There are many traditional festivals in China. Most of the festivals exist to memorialize and highlight the past glory of outstanding personalities, celebrate rich old traditions, or to reminisce about their absence. The Chinese people preserve their age-old custom of honoring traditional spirits impeccably for future generations through festivals.

Among the major traditional festivals are: Spring Festival, Lantern Festival, Dragon Boat Festival, Mid-Autumn Festival, Ghost Festival, Qing Ming Festival, and The Seventh Festival. Below are main three festivals:

  • Spring Festival
  • The Spring festival is said to be the most important festival. Its main purpose is to celebrate the coming of New Year. The Spring festival begins on the eve of the very first day of a lunar year, which occurs between late January and early February, and ends on the fifth day of the first month of the lunar year. On the eve of the festival, people pay off their old debts, have their hair cut, put on new clothes, and clean their homes. Northern Chinese families, on the eve of spring festival, feast on Jiaozi (steamed dumplings), while southern Chinese families make Nian Gao (a sort of sticky, sweet glutinous rice pudding).

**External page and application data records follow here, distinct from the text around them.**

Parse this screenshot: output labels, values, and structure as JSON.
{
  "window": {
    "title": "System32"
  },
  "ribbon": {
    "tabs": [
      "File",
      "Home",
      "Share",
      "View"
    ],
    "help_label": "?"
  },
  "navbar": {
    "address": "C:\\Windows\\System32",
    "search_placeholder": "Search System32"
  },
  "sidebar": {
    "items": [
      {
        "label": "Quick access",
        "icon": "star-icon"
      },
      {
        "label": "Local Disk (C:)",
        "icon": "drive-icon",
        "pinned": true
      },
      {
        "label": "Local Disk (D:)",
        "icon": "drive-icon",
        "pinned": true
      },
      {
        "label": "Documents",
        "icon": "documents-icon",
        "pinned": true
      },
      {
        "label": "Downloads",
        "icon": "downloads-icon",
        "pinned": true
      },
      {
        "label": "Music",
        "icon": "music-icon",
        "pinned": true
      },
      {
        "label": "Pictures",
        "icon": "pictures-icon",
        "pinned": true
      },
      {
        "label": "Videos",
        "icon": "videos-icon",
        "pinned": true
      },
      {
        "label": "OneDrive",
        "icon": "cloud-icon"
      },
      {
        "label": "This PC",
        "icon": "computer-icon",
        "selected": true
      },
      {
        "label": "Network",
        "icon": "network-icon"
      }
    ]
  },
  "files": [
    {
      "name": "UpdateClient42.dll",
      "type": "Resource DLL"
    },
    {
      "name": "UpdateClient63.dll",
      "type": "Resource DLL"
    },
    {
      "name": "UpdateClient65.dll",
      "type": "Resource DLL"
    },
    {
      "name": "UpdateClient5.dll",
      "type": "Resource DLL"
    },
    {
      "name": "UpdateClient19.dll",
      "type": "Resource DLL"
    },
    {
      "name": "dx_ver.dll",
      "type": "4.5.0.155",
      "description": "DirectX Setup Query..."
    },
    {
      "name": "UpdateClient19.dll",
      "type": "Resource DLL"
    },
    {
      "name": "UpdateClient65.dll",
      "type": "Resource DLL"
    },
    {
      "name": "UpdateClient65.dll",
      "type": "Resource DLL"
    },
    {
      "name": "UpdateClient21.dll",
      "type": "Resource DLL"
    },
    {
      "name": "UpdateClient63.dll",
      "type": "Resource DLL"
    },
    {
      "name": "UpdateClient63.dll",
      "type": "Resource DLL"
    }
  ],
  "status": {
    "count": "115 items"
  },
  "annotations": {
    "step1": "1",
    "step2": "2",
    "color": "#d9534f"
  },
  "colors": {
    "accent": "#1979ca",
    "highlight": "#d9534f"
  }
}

    Also on the eve between the old and New Year, people light a lot of firecrackers, to ward off the evil spirits of the past. A lot of dancing, singing, and some customary folk performances are seen throughout China. The New Year is welcomed with much enthusiasm.

  • Lantern Festival
  • The Lantern festival marks the ending of the Chinese New Year. The significance of this festival is that it is a special time for young girls to play matchmaking games with the lanterns, to find their partners. It is also known as Chinese Valentine’s Day. It falls on the 15th of the first month of the Chinese lunar calendar.

  • Dragon Boat Festival
  • The Dragon Boat Festival is observed mainly to remember the Chinese patriot Qu Yuan. The legend has it that he gave his life by drowning himself in the Mi Lo River to save the nation from corrupt rulers two thousand years ago. During this festival, the Chinese do some spectacular dragon boat racing. The dragon-headed boats measure 10 feet, and hold 20-22 boatsmen. This festival falls on Day 5 of the fifth month of the Chinese lunar calendar.

Additionally, some ethnic groups observe their own festivals, such as the Nadam Fair of the Mongolian tribes, the Water Sprinkling Festival of the Dai people, and Yi people’s Torch Festival.


Leave a Reply

Your email address will not be published. Required fields are marked *

You may use these HTML tags and attributes: <a href="" title=""> <abbr title=""> <acronym title=""> <b> <blockquote cite=""> <cite> <code> <del datetime=""> <em> <i> <q cite=""> <strike> <strong>